The report, broken into six sections, discusses changes made in the region during 2021. According to Robert McNab, an economics professor at ODU's Strome College of Business, it also asks the question: "Where does Virginia go from here?"
"Our work seeks to contribute to this conversation without glossing over the challenges we face," McNab said. "We want to encourage the difficult conversations to help Virginia improve the outcomes for all its residents in the coming years."
The report suggests that Virginia is recovering well economically from the COVID-19 pandemic, with the Commonwealth regaining jobs in 2021 despite some employers still scrambling to fill open positions.
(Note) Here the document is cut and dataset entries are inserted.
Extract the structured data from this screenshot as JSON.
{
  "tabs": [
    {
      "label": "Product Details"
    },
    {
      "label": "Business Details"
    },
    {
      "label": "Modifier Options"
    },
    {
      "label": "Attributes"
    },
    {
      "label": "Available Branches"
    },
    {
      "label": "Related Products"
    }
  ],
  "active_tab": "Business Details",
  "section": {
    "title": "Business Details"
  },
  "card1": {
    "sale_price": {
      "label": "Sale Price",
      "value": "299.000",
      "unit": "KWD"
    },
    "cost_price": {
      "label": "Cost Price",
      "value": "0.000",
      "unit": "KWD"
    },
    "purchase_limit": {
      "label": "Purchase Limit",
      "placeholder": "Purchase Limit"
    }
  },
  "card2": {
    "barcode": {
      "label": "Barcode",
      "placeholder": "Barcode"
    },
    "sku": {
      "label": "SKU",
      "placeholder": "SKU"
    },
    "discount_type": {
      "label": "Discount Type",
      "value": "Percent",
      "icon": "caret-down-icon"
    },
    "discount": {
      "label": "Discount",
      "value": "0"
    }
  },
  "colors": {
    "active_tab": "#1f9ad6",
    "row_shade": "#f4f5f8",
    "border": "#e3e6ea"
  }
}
However, according to the report, the Hampton Roads area was hard-hit by the loss of tourism revenue caused by the pandemic, and small metros like Blacksburg and Winchester have been able to recover jobs more quickly than in Hampton Roads.
"The three largest metropolitan areas in the Commonwealth have struggled to regain all the jobs they lost during the pandemic," the report reads. "Richmond (-6.2%), Hampton Roads (-4.8%) and Washington-Arlington-Alexandria (-3.7%) have all suffered significant job losses in the leisure and hospitality industry as well as education and health services."
"In the coming year, increases in defense spending are likely to drive economic growth in Hampton Roads and Northern Virginia. Rebounds in domestic and international tourism will benefit these metro areas as well," the report adds.
Despite the job losses, Hampton Roads was mentioned as one of Virginia's most populated and economically active regions, and in 2021 the Hampton Roads market set records for hotel revenue while other markets continued to struggle.
With casinos opening soon in Norfolk and Portsmouth, the report also projects an increase in leisure and hospitality jobs in Hampton Roads, though it expects the economic output from the new casinos to be relatively small.
The full report covers COVID-19's impact on the state, the recovery speed of Virginia's metropolitan areas, how the pandemic affected tourism revenue, casinos in Virginia, the state's higher education institutions and the rapid growth of the Winchester metropolitan area.